Making ‘completely replaceable fuel’
On 100 acres in southern Luna County, Bryn Davis and his colleagues are trying to start a revolution. The revolution is based on one of the humblest living things on the planet – algae. If everything goes as planned, however, Sapphire will be able to provide fuel from the algae for planes, trains and automobiles.
“We shy away from the term ‘biofuel,’” Davis said to the crowd assembled at the Tuesday, June 5, Business in the Borderplex luncheon presented by the Mesilla Valley Economic Development Alliance. “We’re making completely replaceable fuel.”
They’re also making money for the region.
“We try to buy locally when we can,” Davis said. Sapphire’s billing department did an exercise with its vendor listings, matching bills paid to ZIP codes. Turned out a lot of them were going to the southern New Mexico region. “Well over $14 million in checks went to ZIPcodes with an 88-whatever in them,” Davis said.
Sapphire is also bringing jobs.
Davis said in a recent report he gave to the Las Cruces City Council on Sapphire’s economic impact on the city, the company produced 373 jobs in 2011. That’s up from 77 jobs in 2008.
The 100 acres, 8 miles west of Columbus, are rows of high-tech ponds growing the algae. This is Phase I of the project. Sapphire has 900 more acres on which it can expand.
Sapphire was founded in May 2007, but it was not the first to grow algae for fuel in New Mexico.
A now-defunct project was begun in Roswell in the 1970s.
One reason scientists and entrepreneurs are trying to create fuel from algae is its efficiency. “Algae are the most efficient converters of sunlight into hydrocarbons,” Davis said. “It’s 10 times more efficient than corn.”
It also uses less space.
Davis pointed to a visual on a PowerPoint screen that showed the amount of land required for various crops to make fuel.
“It’s a very small footprint,” Davis said. “From an area roughly the size of White Sands National Monument you can make as much fuel from algae as it would take with 90 million acres of corn.”
While “green crude” is more efficient in the production phase – its production actually reduces a carbon footprint, Davis said – the end product is identical to traditional fossil fuels.

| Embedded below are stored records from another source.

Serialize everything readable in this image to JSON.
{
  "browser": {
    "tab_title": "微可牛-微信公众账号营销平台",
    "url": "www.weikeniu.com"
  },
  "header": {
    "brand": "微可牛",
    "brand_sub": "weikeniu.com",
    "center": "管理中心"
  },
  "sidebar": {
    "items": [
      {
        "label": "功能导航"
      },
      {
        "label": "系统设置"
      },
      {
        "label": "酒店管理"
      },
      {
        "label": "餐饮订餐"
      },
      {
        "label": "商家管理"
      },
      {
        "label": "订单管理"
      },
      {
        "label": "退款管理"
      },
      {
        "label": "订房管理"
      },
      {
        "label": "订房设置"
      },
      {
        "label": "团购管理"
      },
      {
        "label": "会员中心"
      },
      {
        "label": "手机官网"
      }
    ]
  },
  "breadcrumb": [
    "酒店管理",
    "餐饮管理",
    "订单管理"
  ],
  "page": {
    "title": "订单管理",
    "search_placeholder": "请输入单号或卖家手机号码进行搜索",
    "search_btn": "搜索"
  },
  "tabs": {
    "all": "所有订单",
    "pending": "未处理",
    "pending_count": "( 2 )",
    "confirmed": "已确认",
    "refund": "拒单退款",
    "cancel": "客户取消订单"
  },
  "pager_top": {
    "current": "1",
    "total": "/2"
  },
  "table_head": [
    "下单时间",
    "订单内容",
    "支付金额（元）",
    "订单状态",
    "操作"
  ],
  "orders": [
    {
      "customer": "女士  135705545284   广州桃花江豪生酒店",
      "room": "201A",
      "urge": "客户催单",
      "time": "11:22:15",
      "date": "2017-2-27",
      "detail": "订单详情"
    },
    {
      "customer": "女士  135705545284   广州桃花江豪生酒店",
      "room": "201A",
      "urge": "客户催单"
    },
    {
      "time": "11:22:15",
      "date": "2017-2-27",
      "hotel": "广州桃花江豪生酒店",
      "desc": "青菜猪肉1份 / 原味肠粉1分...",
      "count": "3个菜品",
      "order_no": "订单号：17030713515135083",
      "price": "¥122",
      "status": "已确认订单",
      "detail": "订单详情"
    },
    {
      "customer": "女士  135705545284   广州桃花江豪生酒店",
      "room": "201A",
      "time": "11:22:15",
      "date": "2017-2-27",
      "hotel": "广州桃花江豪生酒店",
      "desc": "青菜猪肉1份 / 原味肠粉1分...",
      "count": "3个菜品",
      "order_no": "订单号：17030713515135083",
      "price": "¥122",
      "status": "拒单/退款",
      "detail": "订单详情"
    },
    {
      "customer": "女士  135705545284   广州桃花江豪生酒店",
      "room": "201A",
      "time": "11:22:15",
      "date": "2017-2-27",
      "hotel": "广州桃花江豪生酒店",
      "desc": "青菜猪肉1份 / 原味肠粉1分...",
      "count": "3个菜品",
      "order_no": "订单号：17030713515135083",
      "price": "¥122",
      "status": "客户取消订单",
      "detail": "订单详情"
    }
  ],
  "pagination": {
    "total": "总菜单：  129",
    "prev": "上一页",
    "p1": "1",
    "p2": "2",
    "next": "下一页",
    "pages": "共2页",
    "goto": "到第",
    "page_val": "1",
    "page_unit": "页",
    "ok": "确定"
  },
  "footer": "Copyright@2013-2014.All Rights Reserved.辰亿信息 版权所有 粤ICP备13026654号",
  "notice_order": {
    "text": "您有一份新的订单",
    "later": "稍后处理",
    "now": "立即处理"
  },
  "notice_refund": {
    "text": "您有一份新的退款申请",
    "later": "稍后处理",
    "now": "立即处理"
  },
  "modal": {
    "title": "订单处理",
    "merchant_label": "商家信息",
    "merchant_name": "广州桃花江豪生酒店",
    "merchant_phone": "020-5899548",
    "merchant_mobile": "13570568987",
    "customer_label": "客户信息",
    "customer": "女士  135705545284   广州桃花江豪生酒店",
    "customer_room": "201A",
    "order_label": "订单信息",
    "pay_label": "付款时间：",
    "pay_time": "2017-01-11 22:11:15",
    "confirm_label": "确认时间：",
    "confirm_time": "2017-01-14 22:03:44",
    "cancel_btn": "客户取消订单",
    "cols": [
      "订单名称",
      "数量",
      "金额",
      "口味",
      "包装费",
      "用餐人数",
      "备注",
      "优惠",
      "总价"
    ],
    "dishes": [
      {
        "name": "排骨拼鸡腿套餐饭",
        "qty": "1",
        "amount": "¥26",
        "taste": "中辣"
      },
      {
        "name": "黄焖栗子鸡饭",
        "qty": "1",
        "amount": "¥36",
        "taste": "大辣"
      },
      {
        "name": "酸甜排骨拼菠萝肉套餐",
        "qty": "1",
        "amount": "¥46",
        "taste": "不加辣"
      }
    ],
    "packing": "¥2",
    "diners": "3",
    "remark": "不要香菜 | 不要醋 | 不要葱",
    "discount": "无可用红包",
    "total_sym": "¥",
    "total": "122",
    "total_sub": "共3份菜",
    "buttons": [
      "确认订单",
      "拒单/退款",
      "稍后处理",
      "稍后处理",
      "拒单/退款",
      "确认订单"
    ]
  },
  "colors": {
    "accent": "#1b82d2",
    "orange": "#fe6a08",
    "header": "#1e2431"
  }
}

“All fuel we have has come from algae – we’re just trying to cut a couple of million years out of the process,” Davis said. Sapphire is essentially “high-tech farmers,” Davis said.